* [Instructions for the task] Every line of the entries with the word "category" in it should be shown.

* [Dataset records]

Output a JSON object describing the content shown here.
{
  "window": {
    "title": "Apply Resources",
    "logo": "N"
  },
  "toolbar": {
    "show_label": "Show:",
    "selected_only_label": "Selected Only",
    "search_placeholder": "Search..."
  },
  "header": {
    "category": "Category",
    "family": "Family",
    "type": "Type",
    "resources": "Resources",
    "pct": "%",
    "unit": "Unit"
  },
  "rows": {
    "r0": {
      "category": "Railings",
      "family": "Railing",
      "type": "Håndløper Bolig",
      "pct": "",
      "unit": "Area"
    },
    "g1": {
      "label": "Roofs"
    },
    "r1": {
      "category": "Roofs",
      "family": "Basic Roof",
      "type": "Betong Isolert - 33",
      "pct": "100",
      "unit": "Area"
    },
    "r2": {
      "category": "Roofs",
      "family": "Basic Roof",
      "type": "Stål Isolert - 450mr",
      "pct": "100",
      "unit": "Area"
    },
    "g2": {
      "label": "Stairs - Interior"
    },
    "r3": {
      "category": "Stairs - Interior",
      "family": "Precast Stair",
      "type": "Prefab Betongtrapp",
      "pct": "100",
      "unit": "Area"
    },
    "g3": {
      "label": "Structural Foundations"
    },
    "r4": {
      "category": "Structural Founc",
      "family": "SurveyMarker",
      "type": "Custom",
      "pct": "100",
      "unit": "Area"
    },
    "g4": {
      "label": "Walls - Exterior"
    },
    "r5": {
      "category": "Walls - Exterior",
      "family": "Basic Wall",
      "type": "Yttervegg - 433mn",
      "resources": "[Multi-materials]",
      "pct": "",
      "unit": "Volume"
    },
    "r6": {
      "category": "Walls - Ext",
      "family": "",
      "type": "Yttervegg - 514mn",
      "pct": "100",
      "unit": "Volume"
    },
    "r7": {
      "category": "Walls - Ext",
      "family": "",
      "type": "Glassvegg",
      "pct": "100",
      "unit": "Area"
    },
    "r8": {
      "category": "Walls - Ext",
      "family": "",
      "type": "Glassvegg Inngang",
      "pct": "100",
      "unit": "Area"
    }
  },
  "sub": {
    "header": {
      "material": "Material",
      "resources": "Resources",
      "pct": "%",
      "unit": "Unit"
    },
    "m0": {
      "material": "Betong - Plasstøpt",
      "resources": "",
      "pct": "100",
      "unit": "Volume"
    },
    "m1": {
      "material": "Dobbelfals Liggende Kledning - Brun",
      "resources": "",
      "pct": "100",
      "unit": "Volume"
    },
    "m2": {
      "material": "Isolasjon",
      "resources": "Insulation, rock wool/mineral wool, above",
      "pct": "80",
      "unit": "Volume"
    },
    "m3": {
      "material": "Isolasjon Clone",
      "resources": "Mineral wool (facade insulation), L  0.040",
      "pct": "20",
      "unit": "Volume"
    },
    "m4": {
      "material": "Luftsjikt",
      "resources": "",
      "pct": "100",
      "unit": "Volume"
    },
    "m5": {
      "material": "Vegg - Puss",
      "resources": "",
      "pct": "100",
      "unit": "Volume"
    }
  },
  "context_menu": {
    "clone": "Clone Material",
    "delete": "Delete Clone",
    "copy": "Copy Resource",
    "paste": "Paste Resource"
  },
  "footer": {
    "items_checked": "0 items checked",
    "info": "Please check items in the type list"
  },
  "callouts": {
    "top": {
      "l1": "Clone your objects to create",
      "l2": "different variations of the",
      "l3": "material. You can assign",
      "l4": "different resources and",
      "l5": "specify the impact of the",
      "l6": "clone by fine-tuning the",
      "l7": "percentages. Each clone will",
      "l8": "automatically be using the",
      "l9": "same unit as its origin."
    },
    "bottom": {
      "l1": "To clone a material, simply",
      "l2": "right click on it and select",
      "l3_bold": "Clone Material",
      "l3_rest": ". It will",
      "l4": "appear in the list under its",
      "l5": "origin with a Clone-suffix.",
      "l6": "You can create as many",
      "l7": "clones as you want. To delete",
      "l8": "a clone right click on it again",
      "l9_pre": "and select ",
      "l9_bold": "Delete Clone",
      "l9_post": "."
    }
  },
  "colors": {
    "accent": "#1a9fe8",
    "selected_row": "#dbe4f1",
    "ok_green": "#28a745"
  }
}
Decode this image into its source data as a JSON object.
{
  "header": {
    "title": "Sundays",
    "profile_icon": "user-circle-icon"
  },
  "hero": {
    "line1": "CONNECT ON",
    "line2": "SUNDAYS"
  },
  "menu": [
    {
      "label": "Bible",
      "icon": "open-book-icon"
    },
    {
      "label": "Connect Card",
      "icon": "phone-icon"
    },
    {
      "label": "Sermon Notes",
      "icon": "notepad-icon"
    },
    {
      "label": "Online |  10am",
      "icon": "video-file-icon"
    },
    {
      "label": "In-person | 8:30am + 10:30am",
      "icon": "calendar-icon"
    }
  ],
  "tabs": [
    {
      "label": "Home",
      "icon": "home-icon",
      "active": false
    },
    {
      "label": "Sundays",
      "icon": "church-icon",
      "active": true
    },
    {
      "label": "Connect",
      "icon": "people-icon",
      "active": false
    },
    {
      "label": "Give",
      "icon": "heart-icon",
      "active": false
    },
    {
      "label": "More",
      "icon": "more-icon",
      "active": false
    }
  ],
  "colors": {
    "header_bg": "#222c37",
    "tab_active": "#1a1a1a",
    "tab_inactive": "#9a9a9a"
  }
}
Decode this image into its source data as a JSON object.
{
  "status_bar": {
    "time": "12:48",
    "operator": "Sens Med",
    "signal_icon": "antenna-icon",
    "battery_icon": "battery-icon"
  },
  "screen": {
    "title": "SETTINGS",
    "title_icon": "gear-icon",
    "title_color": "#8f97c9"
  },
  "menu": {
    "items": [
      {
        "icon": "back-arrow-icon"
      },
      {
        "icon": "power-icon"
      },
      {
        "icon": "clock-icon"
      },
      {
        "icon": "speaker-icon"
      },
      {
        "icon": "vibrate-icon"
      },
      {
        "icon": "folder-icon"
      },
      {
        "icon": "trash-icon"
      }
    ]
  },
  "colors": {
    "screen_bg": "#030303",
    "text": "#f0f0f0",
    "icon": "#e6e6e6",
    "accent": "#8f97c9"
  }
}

* [Written reply]
    "category": "Category",
      "category": "Railings",
      "category": "Roofs",
      "category": "Roofs",
      "category": "Stairs - Interior",
      "category": "Structural Founc",
      "category": "Walls - Exterior",
      "category": "Walls - Ext",
      "category": "Walls - Ext",
      "category": "Walls - Ext",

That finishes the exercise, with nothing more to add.